On the surface, it is entirely an ordinary conversation. At the same time, Bleichert and Madeleine are being rendered into parody figures.
The characters of the movie are not parodies, and if they were, camp wouldn’t be possible. Yet they all have an exaggerated note to them, that may not entirely be noticed, since noir is full of these exaggerated notes.
THE DOWNSIDE OF CAMP
By treating his characters as surfaces, individuals who correspond outwardly to noir types but are very different underneath, De Palma makes a fascinating movie, but by doing so, something compelling is lost from the book.
I struggled to put what this is into words, but this fragment from “The Dragon’s Egg”, by Adam Gopnik, which discusses the compelling qualities of young adult fiction, is a good starting point:
Books win their audiences for a reason. Most popular books wear their artlessness on their sleeve: Stephenie Meyer, the author of the “Twilight” series, is an awkward writer with little feeling for construction, but the intensity of emotion with which she imbues her characters is enviable. You never doubt her commitment to the material, which is half the battle won.
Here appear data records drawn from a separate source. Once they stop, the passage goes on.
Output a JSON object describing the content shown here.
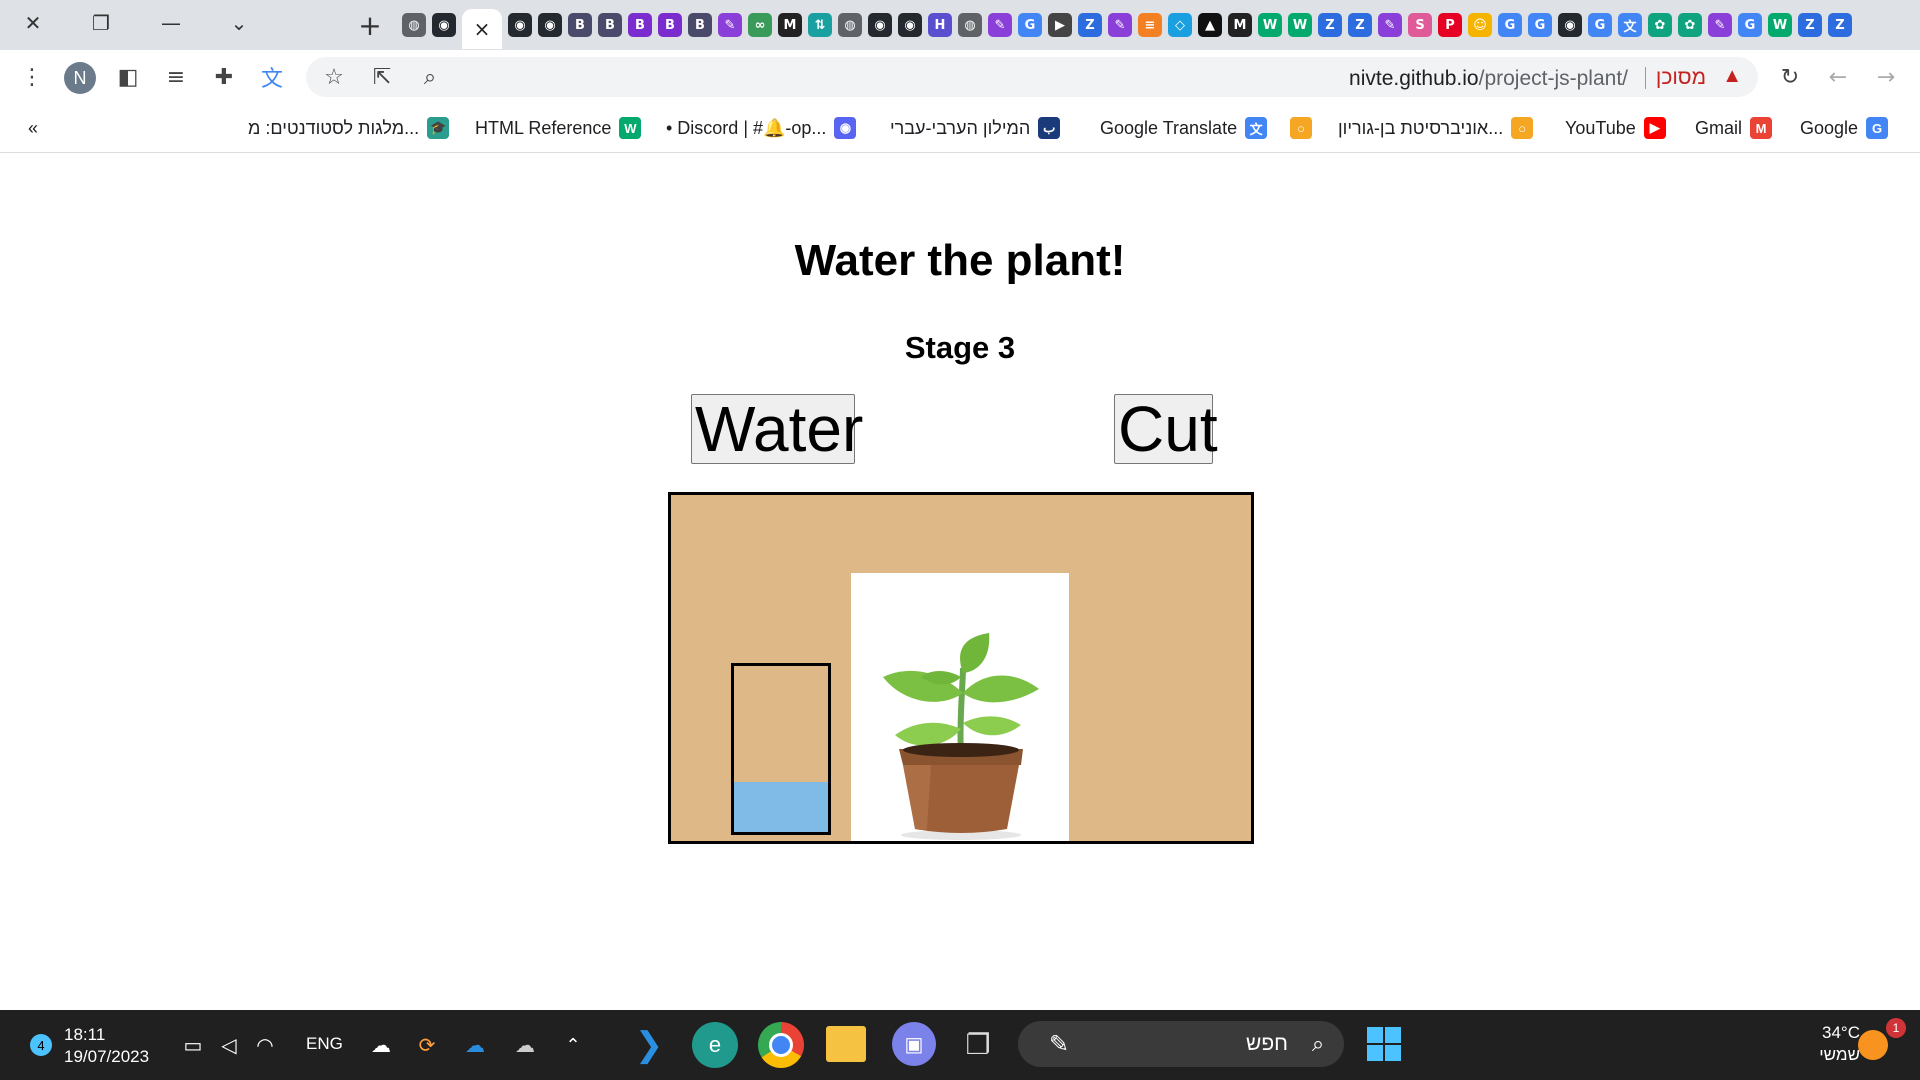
{
  "browser": {
    "url_host": "nivte.github.io",
    "url_path": "/project-js-plant/",
    "security_label": "מסוכן",
    "avatar_letter": "N",
    "active_tab_close": "×",
    "tab_icons": [
      {
        "icon": "globe-icon",
        "color": "#5f6368",
        "glyph": "◍"
      },
      {
        "icon": "github-icon",
        "color": "#24292f",
        "glyph": "◉"
      },
      {
        "icon": "github-icon",
        "color": "#24292f",
        "glyph": "◉"
      },
      {
        "icon": "github-icon",
        "color": "#24292f",
        "glyph": "◉"
      },
      {
        "icon": "b-icon",
        "color": "#4a4a6a",
        "glyph": "B"
      },
      {
        "icon": "b-icon",
        "color": "#4a4a6a",
        "glyph": "B"
      },
      {
        "icon": "b-icon",
        "color": "#7a2ccf",
        "glyph": "B"
      },
      {
        "icon": "b-icon",
        "color": "#7a2ccf",
        "glyph": "B"
      },
      {
        "icon": "b-icon",
        "color": "#4a4a6a",
        "glyph": "B"
      },
      {
        "icon": "chat-icon",
        "color": "#8b3fd9",
        "glyph": "✎"
      },
      {
        "icon": "infinity-icon",
        "color": "#3a9a5a",
        "glyph": "∞"
      },
      {
        "icon": "m-icon",
        "color": "#222222",
        "glyph": "M"
      },
      {
        "icon": "arrows-icon",
        "color": "#1aa0a0",
        "glyph": "⇅"
      },
      {
        "icon": "globe-icon",
        "color": "#5f6368",
        "glyph": "◍"
      },
      {
        "icon": "github-icon",
        "color": "#24292f",
        "glyph": "◉"
      },
      {
        "icon": "github-icon",
        "color": "#24292f",
        "glyph": "◉"
      },
      {
        "icon": "h-icon",
        "color": "#5a4fcf",
        "glyph": "H"
      },
      {
        "icon": "globe-icon",
        "color": "#5f6368",
        "glyph": "◍"
      },
      {
        "icon": "chat-icon",
        "color": "#8b3fd9",
        "glyph": "✎"
      },
      {
        "icon": "google-icon",
        "color": "#4285f4",
        "glyph": "G"
      },
      {
        "icon": "play-icon",
        "color": "#444444",
        "glyph": "▶"
      },
      {
        "icon": "z-icon",
        "color": "#2d6cdf",
        "glyph": "Z"
      },
      {
        "icon": "chat-icon",
        "color": "#8b3fd9",
        "glyph": "✎"
      },
      {
        "icon": "stack-icon",
        "color": "#f48024",
        "glyph": "≡"
      },
      {
        "icon": "diamond-icon",
        "color": "#1aa0e0",
        "glyph": "◇"
      },
      {
        "icon": "ta-icon",
        "color": "#111111",
        "glyph": "▲"
      },
      {
        "icon": "m-icon",
        "color": "#222222",
        "glyph": "M"
      },
      {
        "icon": "w3-icon",
        "color": "#04aa6d",
        "glyph": "W"
      },
      {
        "icon": "w3-icon",
        "color": "#04aa6d",
        "glyph": "W"
      },
      {
        "icon": "z-icon",
        "color": "#2d6cdf",
        "glyph": "Z"
      },
      {
        "icon": "z-icon",
        "color": "#2d6cdf",
        "glyph": "Z"
      },
      {
        "icon": "chat-icon",
        "color": "#8b3fd9",
        "glyph": "✎"
      },
      {
        "icon": "s-icon",
        "color": "#e05a9a",
        "glyph": "S"
      },
      {
        "icon": "pinterest-icon",
        "color": "#e60023",
        "glyph": "P"
      },
      {
        "icon": "face-icon",
        "color": "#f5b400",
        "glyph": "☺"
      },
      {
        "icon": "google-icon",
        "color": "#4285f4",
        "glyph": "G"
      },
      {
        "icon": "google-icon",
        "color": "#4285f4",
        "glyph": "G"
      },
      {
        "icon": "github-icon",
        "color": "#24292f",
        "glyph": "◉"
      },
      {
        "icon": "google-icon",
        "color": "#4285f4",
        "glyph": "G"
      },
      {
        "icon": "translate-icon",
        "color": "#4285f4",
        "glyph": "文"
      },
      {
        "icon": "openai-icon",
        "color": "#10a37f",
        "glyph": "✿"
      },
      {
        "icon": "openai-icon",
        "color": "#10a37f",
        "glyph": "✿"
      },
      {
        "icon": "chat-icon",
        "color": "#8b3fd9",
        "glyph": "✎"
      },
      {
        "icon": "google-icon",
        "color": "#4285f4",
        "glyph": "G"
      },
      {
        "icon": "w3-icon",
        "color": "#04aa6d",
        "glyph": "W"
      },
      {
        "icon": "z-icon",
        "color": "#2d6cdf",
        "glyph": "Z"
      },
      {
        "icon": "z-icon",
        "color": "#2d6cdf",
        "glyph": "Z"
      }
    ]
  },
  "bookmarks": {
    "overflow": "«",
    "items": [
      {
        "label": "מלגות לסטודנטים: מ...",
        "icon": "graduation-cap-icon",
        "color": "#2a9d8f",
        "glyph": "🎓"
      },
      {
        "label": "HTML Reference",
        "icon": "w3schools-icon",
        "color": "#04aa6d",
        "glyph": "W"
      },
      {
        "label": "• Discord | #🔔-op...",
        "icon": "discord-icon",
        "color": "#5865f2",
        "glyph": "◉"
      },
      {
        "label": "המילון הערבי-עברי",
        "icon": "dictionary-icon",
        "color": "#1a3a7a",
        "glyph": "ب"
      },
      {
        "label": "Google Translate",
        "icon": "google-translate-icon",
        "color": "#4285f4",
        "glyph": "文"
      },
      {
        "label": "",
        "icon": "bgu-icon",
        "color": "#f5a623",
        "glyph": "○"
      },
      {
        "label": "אוניברסיטת בן-גוריון...",
        "icon": "bgu-icon",
        "color": "#f5a623",
        "glyph": "○"
      },
      {
        "label": "YouTube",
        "icon": "youtube-icon",
        "color": "#ff0000",
        "glyph": "▶"
      },
      {
        "label": "Gmail",
        "icon": "gmail-icon",
        "color": "#ea4335",
        "glyph": "M"
      },
      {
        "label": "Google",
        "icon": "google-icon",
        "color": "#4285f4",
        "glyph": "G"
      }
    ]
  },
  "page": {
    "title": "Water the plant!",
    "stage": "Stage 3",
    "water_button": "Water",
    "cut_button": "Cut",
    "water_level_fraction": 0.3,
    "colors": {
      "scene_bg": "#deb887",
      "water": "#80bbe8",
      "pot": "#9c5f38",
      "leaves": "#7bc043"
    }
  },
  "taskbar": {
    "notification_count": "4",
    "time": "18:11",
    "date": "19/07/2023",
    "language": "ENG",
    "search_placeholder": "חפש",
    "temperature": "34°C",
    "weather_label": "שמשי",
    "weather_badge": "1"
  }
}
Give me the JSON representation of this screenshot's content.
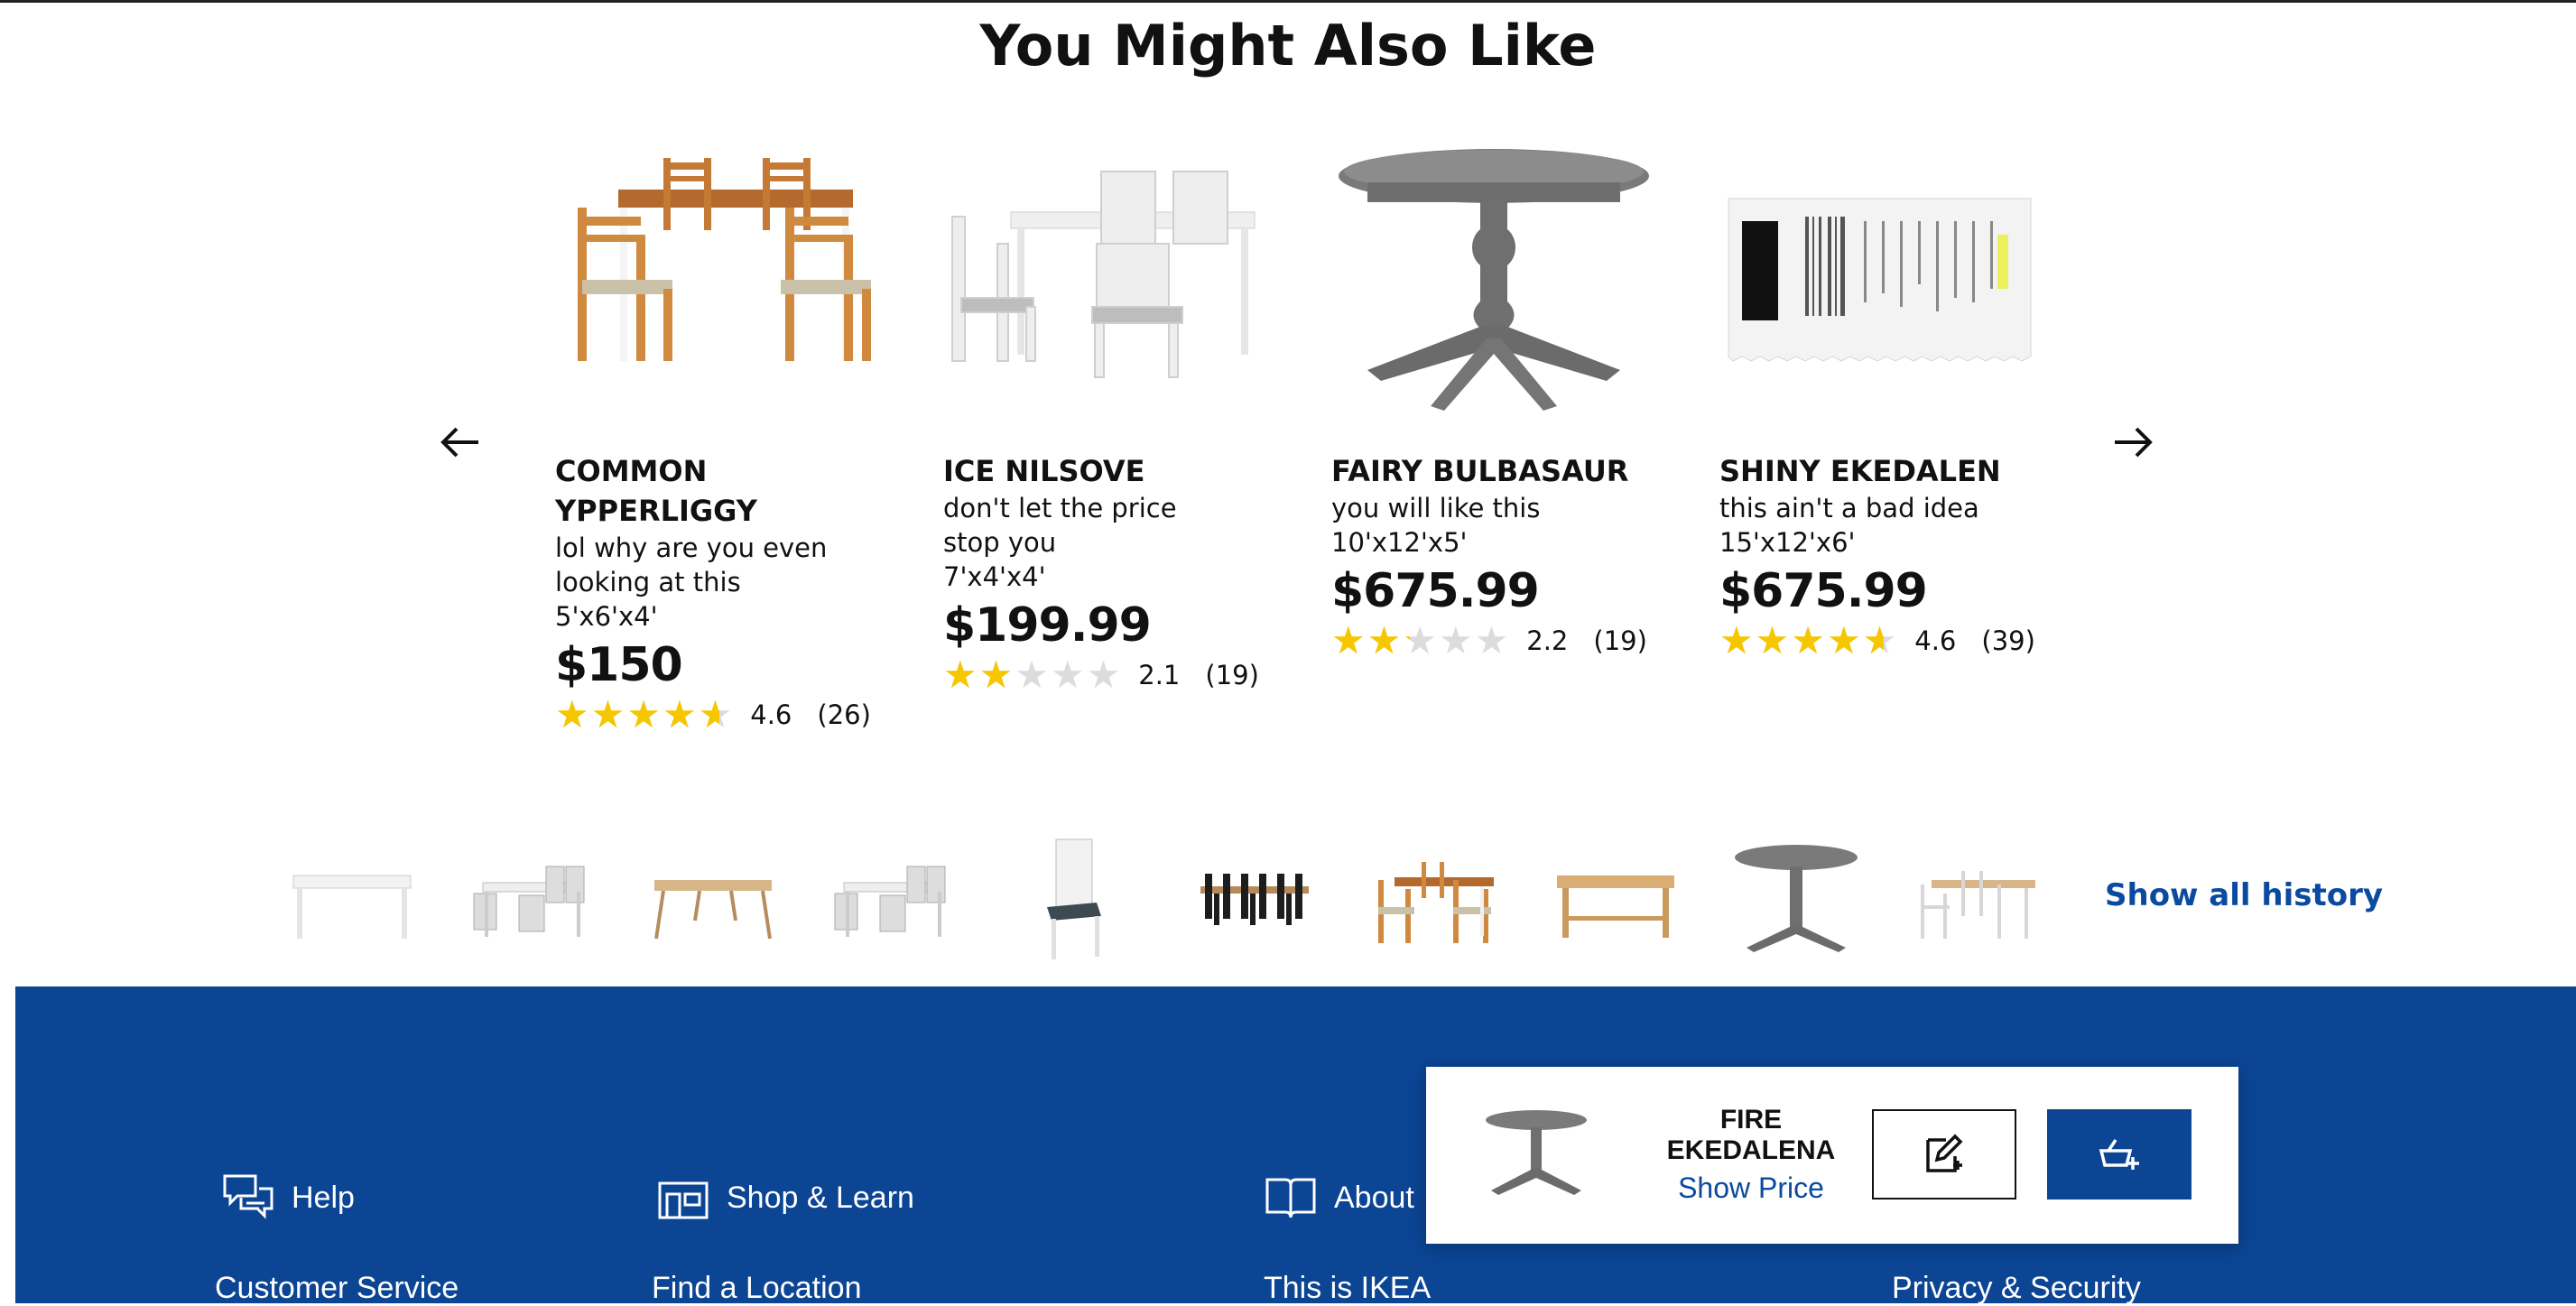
{
  "section": {
    "title": "You Might Also Like"
  },
  "carousel": {
    "items": [
      {
        "name": "COMMON YPPERLIGGY",
        "desc": "lol why are you even looking at this",
        "dims": "5'x6'x4'",
        "price": "$150",
        "rating": 4.6,
        "rating_text": "4.6",
        "reviews": "(26)",
        "image": "wooden-dining-set"
      },
      {
        "name": "ICE NILSOVE",
        "desc": "don't let the price stop you",
        "dims": "7'x4'x4'",
        "price": "$199.99",
        "rating": 2.1,
        "rating_text": "2.1",
        "reviews": "(19)",
        "image": "white-dining-set"
      },
      {
        "name": "FAIRY BULBASAUR",
        "desc": "you will like this",
        "dims": "10'x12'x5'",
        "price": "$675.99",
        "rating": 2.2,
        "rating_text": "2.2",
        "reviews": "(19)",
        "image": "grey-round-table"
      },
      {
        "name": "SHINY EKEDALEN",
        "desc": "this ain't a bad idea",
        "dims": "15'x12'x6'",
        "price": "$675.99",
        "rating": 4.6,
        "rating_text": "4.6",
        "reviews": "(39)",
        "image": "receipt"
      }
    ]
  },
  "history": {
    "thumbs": [
      "white-table",
      "white-dining-set",
      "light-wood-table",
      "white-dining-set",
      "white-chair",
      "black-dining-set",
      "wooden-dining-set",
      "pine-table",
      "grey-round-table",
      "white-wood-dining-set"
    ],
    "show_all_label": "Show all history"
  },
  "footer": {
    "columns": [
      {
        "heading": "Help",
        "icon": "chat-icon",
        "link": "Customer Service"
      },
      {
        "heading": "Shop & Learn",
        "icon": "store-icon",
        "link": "Find a Location"
      },
      {
        "heading": "About",
        "icon": "book-icon",
        "link": "This is IKEA"
      },
      {
        "heading": "",
        "icon": "",
        "link": "Privacy & Security"
      }
    ],
    "bg_color": "#0b4594"
  },
  "sticky": {
    "name": "FIRE EKEDALENA",
    "price_label": "Show Price",
    "image": "grey-round-table"
  },
  "colors": {
    "accent": "#0b4594",
    "link": "#0a4aa0",
    "star": "#f6c700"
  }
}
Ellroy is a better writer than Meyer, though not, despite his claims, as good as Tolstoy. Whatever the weaknesses of his books, his commitment to the Dahlia is complete and unfeigned, his belief in the writing of books as a penitence through which damned individuals expose the authors own damnations, and redeem themselves through heroic acts the author himself wishes for, is complete, a quality of extraordinary importance in a writer, one unlearned and unlearnable. The obsessions of Bleichert and Madeleine are either Ellroy’s own, or felt to be Ellroy’s own, and like Meyer this gives Dahlia an intensity of emotion that is enviable. De Palma has had no difficulty with commitment to characters of similar obsessions, whether in Blow Out or Casualties of War, but in this case, he does not connect with these men and women. It may be because that there is something inherent in the material that does not allow him this commitment, that in his movies he always skeptically questioned his own obsessions, while in Ellroy’s Dahlia one is given nothing but the man’s obsession, unquestioned. Such examination of the motives of those who make movies and books is always an unreliable business, I like to avoid it, and I end it here.
What is best examined are the effects of books and movies, what they attempt to achieve, and how they do so. On those terms, I think the approach of both is very different. De Palma’s Dahlia is ostensibly about a man possessed by a woman, with every element subverting this very story, with the movie ultimately about the false aspects of these heroic fantasies, the roles it forces women to play, the roles men dearly want to play in these fantasies, and makes camp of both. Ellroy is so deep inside his obsessions in Dahlia that he has no possibility of skepticism, and his belief in this world allows for our belief as well, locating our obsessions, however different, in Bleichert and Madeleine. The distance of camp does not allow this, and this is what causes some to despise the camp and ironic approaches. In some contexts, camp and irony are seen as a diminishment of possibility, the empathy any reader or viewer has with some characters. It is possible to cherish the characters of Jane Austen; I’m unsure if it’s possible to cherish the characters of John Barth. De Palma’s Dahlia has such sympathy for one character only, looked at entirely without any bend or slant, and that’s Elizabeth Short, a troubled young woman of luminescent beauty who conveniently dies, allowing her image to persist for the machineries of obsession, fantasies of the characters and our own. Again, the quote from Ellroy’s The Big Nowhere is apt: “Downtown came and went; the woman stayed.”
Images and Screenplay Copyright Universal Pictures, Millennium Films, Equity Pictures, and associated producers.